→ **WHAT YOU ARE ASKED TO DO**
Your task is to repeat the data exactly, every line of it.

━━━━━ GIVEN DATA ━━━━━

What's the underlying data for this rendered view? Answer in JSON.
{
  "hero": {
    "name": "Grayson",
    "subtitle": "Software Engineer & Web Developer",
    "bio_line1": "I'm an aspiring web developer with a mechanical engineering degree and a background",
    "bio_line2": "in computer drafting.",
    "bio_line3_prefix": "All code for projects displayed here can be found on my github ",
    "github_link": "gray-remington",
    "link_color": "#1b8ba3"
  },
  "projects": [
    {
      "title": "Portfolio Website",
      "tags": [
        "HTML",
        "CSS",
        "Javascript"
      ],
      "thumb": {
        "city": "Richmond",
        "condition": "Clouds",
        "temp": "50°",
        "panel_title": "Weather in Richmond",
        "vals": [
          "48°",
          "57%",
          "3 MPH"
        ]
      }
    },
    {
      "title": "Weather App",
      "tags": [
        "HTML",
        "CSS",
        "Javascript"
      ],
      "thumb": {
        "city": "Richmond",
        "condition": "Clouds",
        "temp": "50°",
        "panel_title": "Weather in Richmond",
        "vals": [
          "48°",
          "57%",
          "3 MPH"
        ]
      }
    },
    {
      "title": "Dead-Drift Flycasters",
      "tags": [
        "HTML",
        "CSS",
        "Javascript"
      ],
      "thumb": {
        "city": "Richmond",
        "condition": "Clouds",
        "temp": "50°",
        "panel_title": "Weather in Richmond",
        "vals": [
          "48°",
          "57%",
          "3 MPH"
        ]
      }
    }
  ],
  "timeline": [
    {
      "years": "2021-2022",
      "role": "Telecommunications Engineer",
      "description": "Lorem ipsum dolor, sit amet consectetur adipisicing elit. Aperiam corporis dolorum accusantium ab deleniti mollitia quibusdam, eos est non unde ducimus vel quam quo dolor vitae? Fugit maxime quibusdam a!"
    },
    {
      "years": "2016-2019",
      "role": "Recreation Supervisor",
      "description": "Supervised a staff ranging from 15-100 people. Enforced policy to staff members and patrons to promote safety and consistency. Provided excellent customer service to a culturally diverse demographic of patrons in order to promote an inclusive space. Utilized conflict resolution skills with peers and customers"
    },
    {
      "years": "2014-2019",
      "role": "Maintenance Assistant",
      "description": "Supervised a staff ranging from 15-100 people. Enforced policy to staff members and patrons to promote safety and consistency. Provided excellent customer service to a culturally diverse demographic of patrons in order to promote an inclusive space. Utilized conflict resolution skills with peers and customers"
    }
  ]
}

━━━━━

→ **THE COMPLETED TASK**
What's the underlying data for this rendered view? Answer in JSON.
{
  "hero": {
    "name": "Grayson",
    "subtitle": "Software Engineer & Web Developer",
    "bio_line1": "I'm an aspiring web developer with a mechanical engineering degree and a background",
    "bio_line2": "in computer drafting.",
    "bio_line3_prefix": "All code for projects displayed here can be found on my github ",
    "github_link": "gray-remington",
    "link_color": "#1b8ba3"
  },
  "projects": [
    {
      "title": "Portfolio Website",
      "tags": [
        "HTML",
        "CSS",
        "Javascript"
      ],
      "thumb": {
        "city": "Richmond",
        "condition": "Clouds",
        "temp": "50°",
        "panel_title": "Weather in Richmond",
        "vals": [
          "48°",
          "57%",
          "3 MPH"
        ]
      }
    },
    {
      "title": "Weather App",
      "tags": [
        "HTML",
        "CSS",
        "Javascript"
      ],
      "thumb": {
        "city": "Richmond",
        "condition": "Clouds",
        "temp": "50°",
        "panel_title": "Weather in Richmond",
        "vals": [
          "48°",
          "57%",
          "3 MPH"
        ]
      }
    },
    {
      "title": "Dead-Drift Flycasters",
      "tags": [
        "HTML",
        "CSS",
        "Javascript"
      ],
      "thumb": {
        "city": "Richmond",
        "condition": "Clouds",
        "temp": "50°",
        "panel_title": "Weather in Richmond",
        "vals": [
          "48°",
          "57%",
          "3 MPH"
        ]
      }
    }
  ],
  "timeline": [
    {
      "years": "2021-2022",
      "role": "Telecommunications Engineer",
      "description": "Lorem ipsum dolor, sit amet consectetur adipisicing elit. Aperiam corporis dolorum accusantium ab deleniti mollitia quibusdam, eos est non unde ducimus vel quam quo dolor vitae? Fugit maxime quibusdam a!"
    },
    {
      "years": "2016-2019",
      "role": "Recreation Supervisor",
      "description": "Supervised a staff ranging from 15-100 people. Enforced policy to staff members and patrons to promote safety and consistency. Provided excellent customer service to a culturally diverse demographic of patrons in order to promote an inclusive space. Utilized conflict resolution skills with peers and customers"
    },
    {
      "years": "2014-2019",
      "role": "Maintenance Assistant",
      "description": "Supervised a staff ranging from 15-100 people. Enforced policy to staff members and patrons to promote safety and consistency. Provided excellent customer service to a culturally diverse demographic of patrons in order to promote an inclusive space. Utilized conflict resolution skills with peers and customers"
    }
  ]
}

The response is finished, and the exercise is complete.